A) Made a bit more sense
B) Didn't bring the pacing to a stone-cold stop.
And, C) Hadn't brought up some troubling issues with the ending.
Honestly, I think that the alien woman should have been written out entirely, because her presence and abilities raise a whole bunch of questions that are never answered.
From this point on, the movie picks up a bit, with the alliance of townsfolk, Apache's, and lone alien woman locating the ship that the aliens used to get to Earth.
They put together a decent plan to rescue the townsfolk and prevent the aliens from taking all the gold on Earth, and laying siege to another planet.
Jake goes back to his old gang and forces them to help the ramshackle defense force out with the siege.
Dollarhyde and the Apache's lead the ground assault, while Jake, and the alien girl, named Ella, sneak into the ship and free the captives.

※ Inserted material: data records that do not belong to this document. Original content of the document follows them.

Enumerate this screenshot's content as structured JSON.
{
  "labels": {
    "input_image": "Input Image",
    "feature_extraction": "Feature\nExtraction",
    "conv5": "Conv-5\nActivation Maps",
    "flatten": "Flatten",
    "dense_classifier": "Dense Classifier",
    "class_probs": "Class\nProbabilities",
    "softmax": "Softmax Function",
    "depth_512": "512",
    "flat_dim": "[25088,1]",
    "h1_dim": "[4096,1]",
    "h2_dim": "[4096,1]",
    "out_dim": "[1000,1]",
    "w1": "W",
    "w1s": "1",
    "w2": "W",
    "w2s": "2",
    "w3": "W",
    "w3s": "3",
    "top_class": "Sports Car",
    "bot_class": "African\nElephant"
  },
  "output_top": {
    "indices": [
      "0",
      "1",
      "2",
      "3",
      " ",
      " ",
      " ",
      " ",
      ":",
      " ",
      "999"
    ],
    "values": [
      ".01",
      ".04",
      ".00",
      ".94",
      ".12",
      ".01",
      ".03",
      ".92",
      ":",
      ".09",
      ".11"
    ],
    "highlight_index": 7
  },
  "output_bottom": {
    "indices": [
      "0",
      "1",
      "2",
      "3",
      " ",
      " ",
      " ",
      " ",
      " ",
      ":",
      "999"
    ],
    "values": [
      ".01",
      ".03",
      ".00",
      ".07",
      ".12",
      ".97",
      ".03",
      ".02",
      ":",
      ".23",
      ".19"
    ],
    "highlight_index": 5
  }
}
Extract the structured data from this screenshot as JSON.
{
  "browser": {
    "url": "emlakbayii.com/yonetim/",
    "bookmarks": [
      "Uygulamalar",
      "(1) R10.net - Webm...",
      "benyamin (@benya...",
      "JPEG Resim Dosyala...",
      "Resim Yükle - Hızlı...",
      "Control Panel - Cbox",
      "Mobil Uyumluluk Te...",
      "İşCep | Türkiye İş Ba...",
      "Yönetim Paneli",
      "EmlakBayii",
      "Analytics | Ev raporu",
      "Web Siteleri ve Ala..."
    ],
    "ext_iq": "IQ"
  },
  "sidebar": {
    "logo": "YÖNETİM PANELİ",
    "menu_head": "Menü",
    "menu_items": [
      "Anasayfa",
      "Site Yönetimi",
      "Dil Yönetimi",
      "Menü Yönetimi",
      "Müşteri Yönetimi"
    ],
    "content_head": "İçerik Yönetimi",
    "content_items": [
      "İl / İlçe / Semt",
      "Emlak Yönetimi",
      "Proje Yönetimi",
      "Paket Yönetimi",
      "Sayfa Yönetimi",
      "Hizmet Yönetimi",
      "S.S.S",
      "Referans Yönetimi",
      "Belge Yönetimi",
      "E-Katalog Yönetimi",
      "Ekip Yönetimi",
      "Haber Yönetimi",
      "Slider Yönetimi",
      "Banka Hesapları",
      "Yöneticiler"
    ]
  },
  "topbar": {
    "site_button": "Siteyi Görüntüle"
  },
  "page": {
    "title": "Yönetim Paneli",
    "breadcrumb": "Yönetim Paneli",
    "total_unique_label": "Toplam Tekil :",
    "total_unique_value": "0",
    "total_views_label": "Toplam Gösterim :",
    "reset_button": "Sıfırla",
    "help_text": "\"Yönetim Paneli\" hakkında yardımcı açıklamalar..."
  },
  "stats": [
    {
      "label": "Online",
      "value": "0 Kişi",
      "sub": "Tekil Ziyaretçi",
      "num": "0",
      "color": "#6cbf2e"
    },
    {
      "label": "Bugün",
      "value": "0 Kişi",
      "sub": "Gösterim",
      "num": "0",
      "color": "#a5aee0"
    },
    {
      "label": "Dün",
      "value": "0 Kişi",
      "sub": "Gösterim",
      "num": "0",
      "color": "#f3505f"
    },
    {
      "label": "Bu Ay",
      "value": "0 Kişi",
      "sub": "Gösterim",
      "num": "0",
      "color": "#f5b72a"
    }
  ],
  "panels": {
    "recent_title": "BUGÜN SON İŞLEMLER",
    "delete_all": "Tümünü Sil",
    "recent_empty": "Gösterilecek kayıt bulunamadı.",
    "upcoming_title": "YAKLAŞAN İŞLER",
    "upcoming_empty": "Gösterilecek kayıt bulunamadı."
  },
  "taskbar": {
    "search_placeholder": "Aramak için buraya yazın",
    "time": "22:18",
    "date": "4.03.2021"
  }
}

And it's towards the end of this battle where things started getting real dumb. Ella takes Jake's wrist-gun to blow up the reactor core, instead of just taking one of the ones from the many, many dead aliens with the same kind of guns. And this leaves Jake defenseless aside from his useless human guns.
And then everyone acts like Ella's dead, despite the fact that she completely reconstructed her body earlier in the film.
Because his love interest is dead, Jake decides to leave Dollarhyde's town.
Dollarhyde offers Jake a job, but Jake turns it down and leaves.
And I could not understand why he did this. Why would you leave when you could have a decent job and a decent life in the town? And maybe they could have shown Ella coming back to life (again)and Jake could have settled down, and the ending might have had some kind of impact aside from pretty much everyone having resumed the state they were in at the beginning of the film.
All in all, I think something must have gone wrong in production. The issue being that the whole thing could have been improved with a few small changes to the script, and it would have become a much better movie.
And as it is, it also seems like a movie that's had a few scenes chopped out and re-written to be a lot shorter.
Maybe being about a half-an-hour longer could have improved upon the plot, but that's no guarantee to that effect.
Honestly, I still think it's worth watching. Rent it or borrow it from the library. There are certainly worse ways to spend two hours. There are also better ways, but I think this is still a decent film, despite the issues.
It certainly deserves a sequel that improves upon everything in this film, and more. But I don't think it will get one.
In the end, I'll give it a 7.2* rating.
Funnily enough, I had a book I was planning to review this week, but my packed schedule, combined with some issues with my Nook, prevented me from finishing it in time. As such, I had to hurriedly re-write an article from last year that I forgot to publish, namely this one.
So, hopefully I will see you guys next week with my review of that book!